As soon as Aiden was born he started having what we called at that time “tiny panic attacks” where he would have a very rhythmic cry for a couple of seconds and then his eyes would roll upward and to the left for a second while his arms flew out to his sides. It would only last for a few seconds, but it was noticeably different from normal newborn behavior right off the bat. And I mean as soon as he was born, right in the hospital. If I’m being completely honest, I even remember feeling them while he was in the womb. I had asked my OBGYN if babies could have seizures while in utero, but he brushed me off as a panicked first-time mom.
After he was born, I asked his pediatrician in the hospital what his “panic attacks” could be, I mean, what do newborns have to be panicked about at merely hours old. The pediatrician brushed me off much like my OBGYN as a worried, first time mother and told me it was “normal newborn behavior”.

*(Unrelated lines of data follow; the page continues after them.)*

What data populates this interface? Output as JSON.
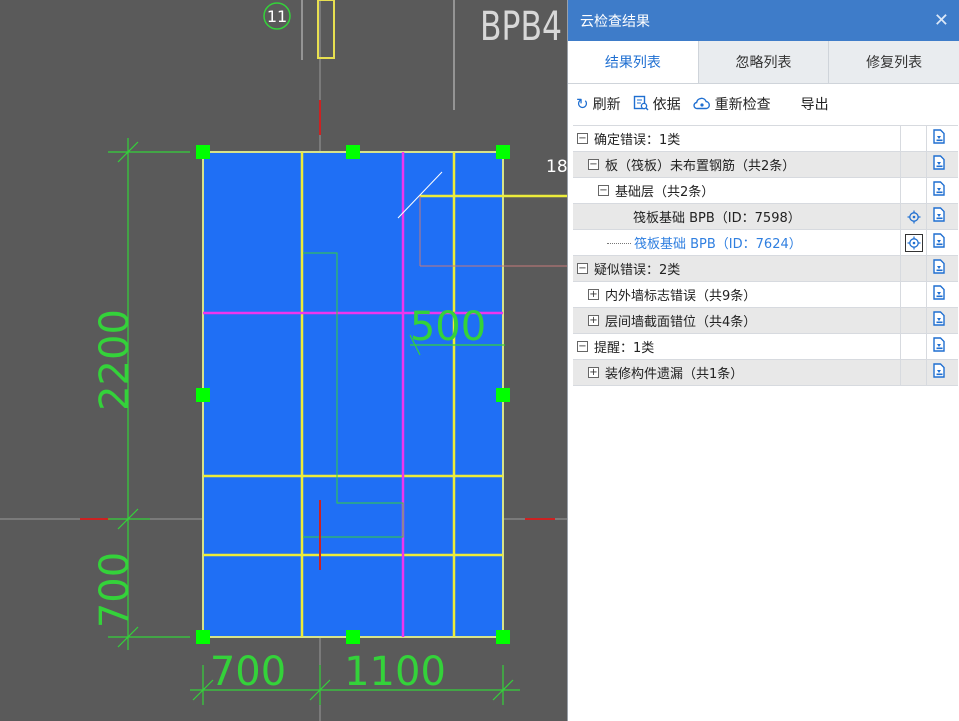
{
  "canvas": {
    "axis_label": "11",
    "element_label": "BPB4",
    "side_label": "18",
    "dims": {
      "height_top": "2200",
      "height_bottom": "700",
      "width_left": "700",
      "width_right": "1100",
      "inner": "500"
    }
  },
  "panel": {
    "title": "云检查结果",
    "close_icon": "close-icon",
    "tabs": [
      "结果列表",
      "忽略列表",
      "修复列表"
    ],
    "active_tab": 0,
    "toolbar": {
      "refresh": "刷新",
      "basis": "依据",
      "recheck": "重新检查",
      "export": "导出"
    },
    "rows": [
      {
        "text": "确定错误：1类",
        "toggle": "−",
        "level": 0,
        "shaded": false
      },
      {
        "text": "板（筏板）未布置钢筋（共2条）",
        "toggle": "−",
        "level": 1,
        "shaded": true
      },
      {
        "text": "基础层（共2条）",
        "toggle": "−",
        "level": 2,
        "shaded": false
      },
      {
        "text": "筏板基础 BPB（ID：7598）",
        "toggle": "",
        "level": 3,
        "shaded": true
      },
      {
        "text": "筏板基础 BPB（ID：7624）",
        "toggle": "",
        "level": 3,
        "shaded": false,
        "selected": true
      },
      {
        "text": "疑似错误：2类",
        "toggle": "−",
        "level": 0,
        "shaded": true
      },
      {
        "text": "内外墙标志错误（共9条）",
        "toggle": "+",
        "level": 1,
        "shaded": false
      },
      {
        "text": "层间墙截面错位（共4条）",
        "toggle": "+",
        "level": 1,
        "shaded": true
      },
      {
        "text": "提醒：1类",
        "toggle": "−",
        "level": 0,
        "shaded": false
      },
      {
        "text": "装修构件遗漏（共1条）",
        "toggle": "+",
        "level": 1,
        "shaded": true
      }
    ],
    "colors": {
      "title_bar": "#3e7cc9",
      "accent": "#1f6fd1",
      "slab_fill": "#1f6ff5",
      "grip": "#00ff00",
      "dim_line": "#34d23a"
    }
  }
}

After a month, Aiden’s panic attacks got bigger and longer, and I had seen 2 more pediatricians about it and gotten nowhere. I finally Googled baby seizures and found a video on YouTube on exactly what my baby did. I had seen enough and immediately packed up the car and drove to Primary Children’s hospital 4 hours away. They ran all the tests and, in the end, diagnosed him with epilepsy and sent us home on phenobarbital.

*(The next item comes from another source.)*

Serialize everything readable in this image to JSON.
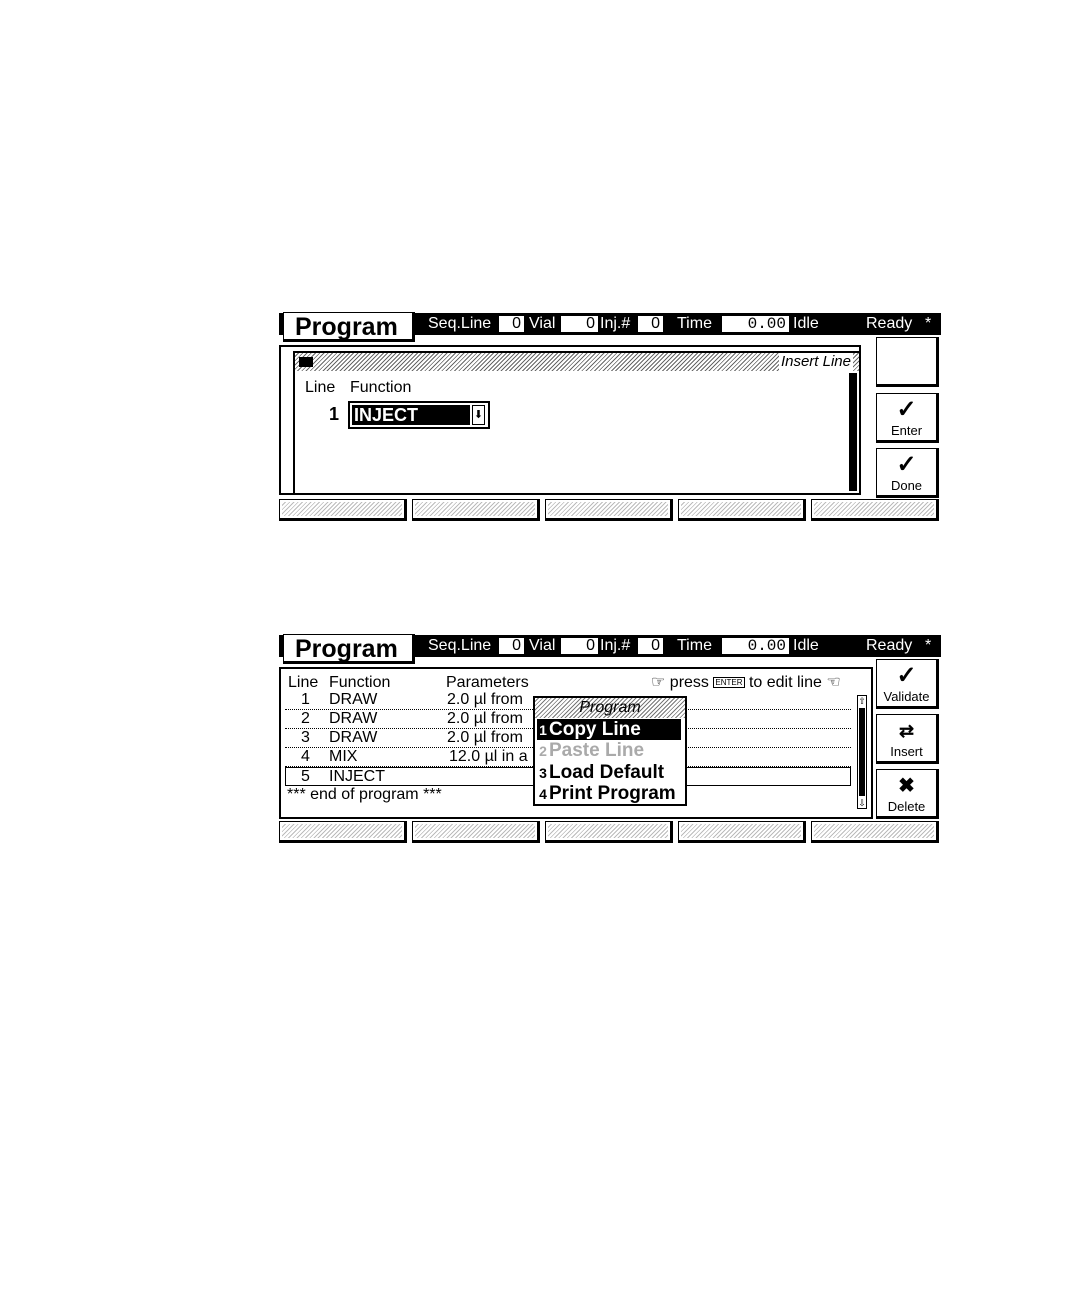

He was seizure free after this until about a year old. Then we noticed Aiden occasionally waking up laughing hysterically. At first, I thought he was just a happy baby having some great dreams. They would only occur when he was waking up or going to sleep. We were seeing a neurologist every couple of months for his epilepsy and I brought it up to him. He was unsure what could be causing it but decided to switch Aiden’s medication to see if that would help.

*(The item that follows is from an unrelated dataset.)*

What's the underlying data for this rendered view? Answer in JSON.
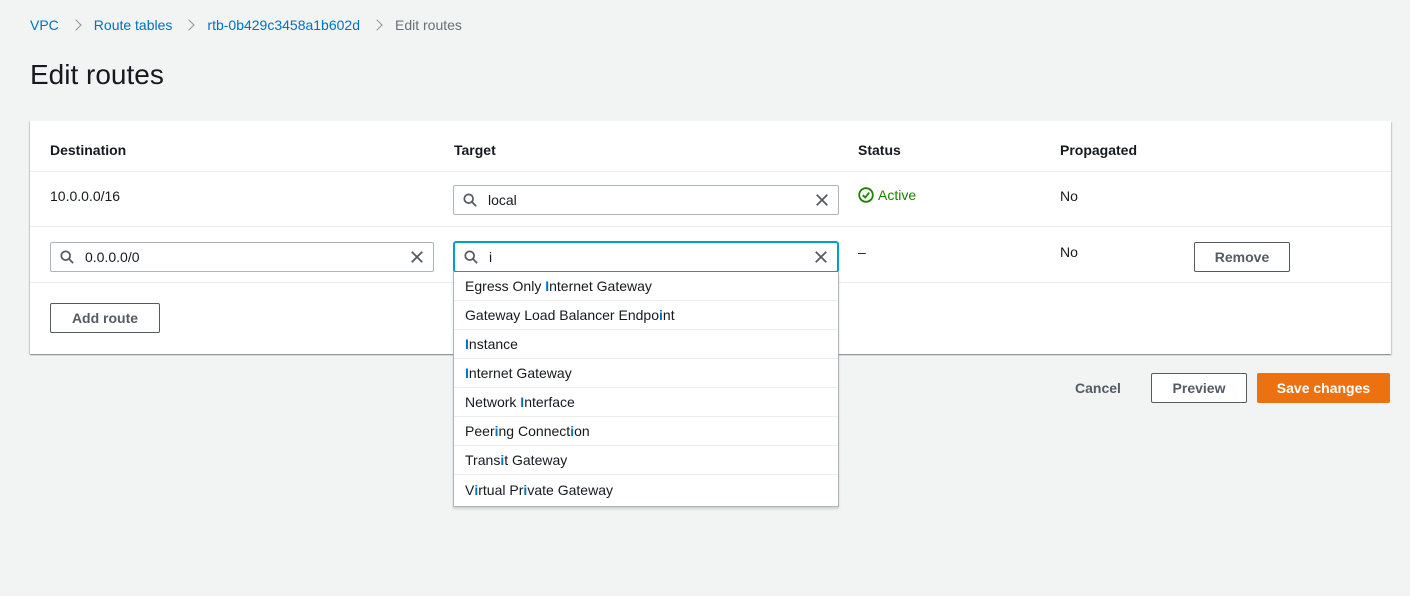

After another year passed and the laughing fits got more frequent I again turned to Google. I searched “laughing seizures” which lead me to some obscure page talking about a Hypothalamic Hamartoma. I brought it up to the neurologist at our next appointment and he assured me that was a 1 in a million chance. He said he wanted to do a 3-day EEG to see what was causing the seizures. I told him that after the EEG showed nothing, I wanted an MRI and I wanted him to specifically look for an HH tumor.
Long story short, a mother’s intuition is hardly ever wrong.
At the time of his diagnosis the laser ablation method was still somewhat new. We decided, after meeting with multiple doctors, that we wanted to wait a few years before having the surgery. Aiden’s seizures were still manageable on medication and, we were afraid.
Fast forward 5 more years. Aiden was in the first grade and having 2-3 seizures a week. Medication wasn’t seeming to help anymore, and he was so embarrassed to have them in school that he would try to hold his breath to keep them in. It was time to have the surgery.
Looking back now we were nowhere near prepared for all the surgery had in store. Our doctors told us it would be fairly easy. He could be up and jumping on the tramp a week later.
He had the surgery in Salt Lake City, Utah, in July of 2017. One day later they discharged us form the ICU. At the time he hadn’t even gotten up to use the bathroom or walked around for that matter. I had to physically carry him out of the hospital.
Aiden had substantial memory loss at first. He couldn’t remember anything past about ten minutes. He was also severely hungry. The two side effects combined led to some pretty hairy arguments, as he would eat a meal and then forget that he ate and still feel hungry! The memory problem wore off after a couple of months, but he still felt the hunger pains all the time.
Other than the physical side effects being hard to deal with, cognitively Aiden started to improve. Before, it always seemed that his brain was cloudy. He had a hard time concentrating and subjects like math were completely foreign to him. After the surgery, Aiden started to improve. He was still a bit behind but starting to catch up and beginning to understand things quicker.
Socially, he has some problems. He is slow to speak and takes more time than the other kids to get to the point of his conversations. He does well when playing with younger kids but boys his own age have started to notice that he’s “different” which has been hard on his self-esteem.
In the 18 months since the surgery Aiden has doubled in weight. At the time of the surgery he weighed 70 pounds. Aiden now weighs in at 140 pounds. We have not gotten him diagnosed yet, but I suspect he has a mild form of hypothalamus obesity as a result of the surgery. Before the surgery Aiden was an active, normal little boy who loved to climb trees, do flips off the side of the pool into the water, do the monkey bars and really, just loved to run. It seemed like everywhere we went I was having to yell after him “Aiden, wait up.”
Since the surgery he gained so much weight so fast that he was in pain. His feet hurt. He stopped running, he couldn’t hold himself up on the monkey bars, he couldn’t move and control his body like he once had been able to. This was frustrating for him to endure and for me to watch. Now, instead of me trying to keep up with him, I was having to drag him along constantly reassuring him he could make it.
We started having him swim laps every day and got him on a low carb diet which has seemed to help.
I told myself these were all ok things to deal with because we did the surgery so he could be